What to produce: Would you please copy all of the data exactly, skipping the images?

Website and app data records:
=== Section Start ===

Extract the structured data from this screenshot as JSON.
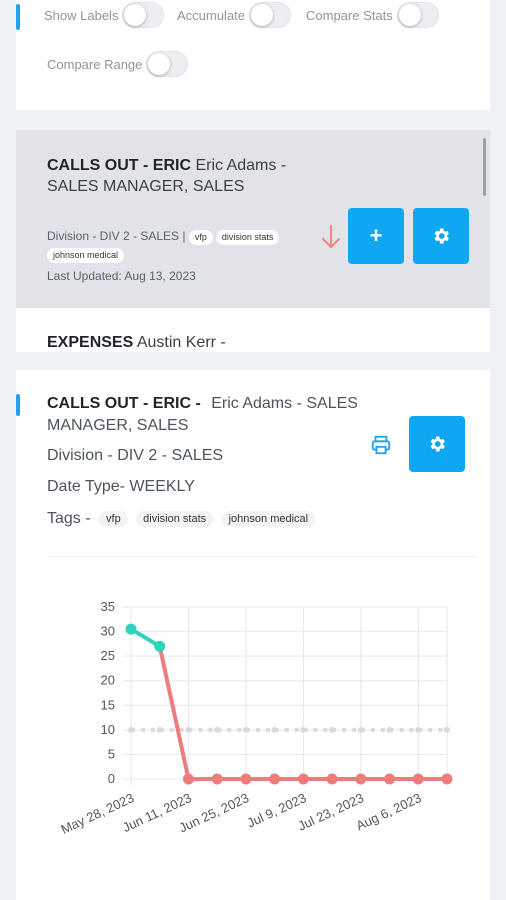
{
  "settings": {
    "toggles": [
      {
        "label": "Show Labels",
        "on": false
      },
      {
        "label": "Accumulate",
        "on": false
      },
      {
        "label": "Compare Stats",
        "on": false
      },
      {
        "label": "Compare Range",
        "on": false
      }
    ]
  },
  "list": {
    "active_item": {
      "title_bold": "CALLS OUT - ERIC",
      "title_rest": "Eric Adams - SALES MANAGER, SALES",
      "division": "Division - DIV 2 - SALES |",
      "tags": [
        "vfp",
        "division stats",
        "johnson medical"
      ],
      "updated": "Last Updated: Aug 13, 2023",
      "add_label": "+",
      "trend_icon": "arrow-down-icon",
      "trend_color": "#f08a84"
    },
    "next_item": {
      "title_bold": "EXPENSES",
      "title_rest": "Austin Kerr -"
    }
  },
  "detail": {
    "title_bold": "CALLS OUT - ERIC -",
    "title_rest": "Eric Adams - SALES MANAGER, SALES",
    "division": "Division - DIV 2 - SALES",
    "date_type": "Date Type- WEEKLY",
    "tags_label": "Tags -",
    "tags": [
      "vfp",
      "division stats",
      "johnson medical"
    ]
  },
  "colors": {
    "accent": "#0fa6f2",
    "line_up": "#2fd4bd",
    "line_down": "#ef7c7c",
    "compare": "#d8dadd"
  },
  "chart_data": {
    "type": "line",
    "title": "",
    "xlabel": "",
    "ylabel": "",
    "ylim": [
      0,
      35
    ],
    "yticks": [
      0,
      5,
      10,
      15,
      20,
      25,
      30,
      35
    ],
    "x_tick_labels": [
      "May 28, 2023",
      "Jun 11, 2023",
      "Jun 25, 2023",
      "Jul 9, 2023",
      "Jul 23, 2023",
      "Aug 6, 2023"
    ],
    "x": [
      "May 28, 2023",
      "Jun 4, 2023",
      "Jun 11, 2023",
      "Jun 18, 2023",
      "Jun 25, 2023",
      "Jul 2, 2023",
      "Jul 9, 2023",
      "Jul 16, 2023",
      "Jul 23, 2023",
      "Jul 30, 2023",
      "Aug 6, 2023",
      "Aug 13, 2023"
    ],
    "series": [
      {
        "values": [
          30.5,
          27,
          0,
          0,
          0,
          0,
          0,
          0,
          0,
          0,
          0,
          0
        ]
      },
      {
        "style": "dotted",
        "values": [
          10,
          10,
          10,
          10,
          10,
          10,
          10,
          10,
          10,
          10,
          10,
          10
        ]
      }
    ],
    "grid": true,
    "legend": "none"
  }
}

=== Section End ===

Task answer:
Extract the structured data from this screenshot as JSON.
{
  "settings": {
    "toggles": [
      {
        "label": "Show Labels",
        "on": false
      },
      {
        "label": "Accumulate",
        "on": false
      },
      {
        "label": "Compare Stats",
        "on": false
      },
      {
        "label": "Compare Range",
        "on": false
      }
    ]
  },
  "list": {
    "active_item": {
      "title_bold": "CALLS OUT - ERIC",
      "title_rest": "Eric Adams - SALES MANAGER, SALES",
      "division": "Division - DIV 2 - SALES |",
      "tags": [
        "vfp",
        "division stats",
        "johnson medical"
      ],
      "updated": "Last Updated: Aug 13, 2023",
      "add_label": "+",
      "trend_icon": "arrow-down-icon",
      "trend_color": "#f08a84"
    },
    "next_item": {
      "title_bold": "EXPENSES",
      "title_rest": "Austin Kerr -"
    }
  },
  "detail": {
    "title_bold": "CALLS OUT - ERIC -",
    "title_rest": "Eric Adams - SALES MANAGER, SALES",
    "division": "Division - DIV 2 - SALES",
    "date_type": "Date Type- WEEKLY",
    "tags_label": "Tags -",
    "tags": [
      "vfp",
      "division stats",
      "johnson medical"
    ]
  },
  "colors": {
    "accent": "#0fa6f2",
    "line_up": "#2fd4bd",
    "line_down": "#ef7c7c",
    "compare": "#d8dadd"
  },
  "chart_data": {
    "type": "line",
    "title": "",
    "xlabel": "",
    "ylabel": "",
    "ylim": [
      0,
      35
    ],
    "yticks": [
      0,
      5,
      10,
      15,
      20,
      25,
      30,
      35
    ],
    "x_tick_labels": [
      "May 28, 2023",
      "Jun 11, 2023",
      "Jun 25, 2023",
      "Jul 9, 2023",
      "Jul 23, 2023",
      "Aug 6, 2023"
    ],
    "x": [
      "May 28, 2023",
      "Jun 4, 2023",
      "Jun 11, 2023",
      "Jun 18, 2023",
      "Jun 25, 2023",
      "Jul 2, 2023",
      "Jul 9, 2023",
      "Jul 16, 2023",
      "Jul 23, 2023",
      "Jul 30, 2023",
      "Aug 6, 2023",
      "Aug 13, 2023"
    ],
    "series": [
      {
        "values": [
          30.5,
          27,
          0,
          0,
          0,
          0,
          0,
          0,
          0,
          0,
          0,
          0
        ]
      },
      {
        "style": "dotted",
        "values": [
          10,
          10,
          10,
          10,
          10,
          10,
          10,
          10,
          10,
          10,
          10,
          10
        ]
      }
    ],
    "grid": true,
    "legend": "none"
  }
}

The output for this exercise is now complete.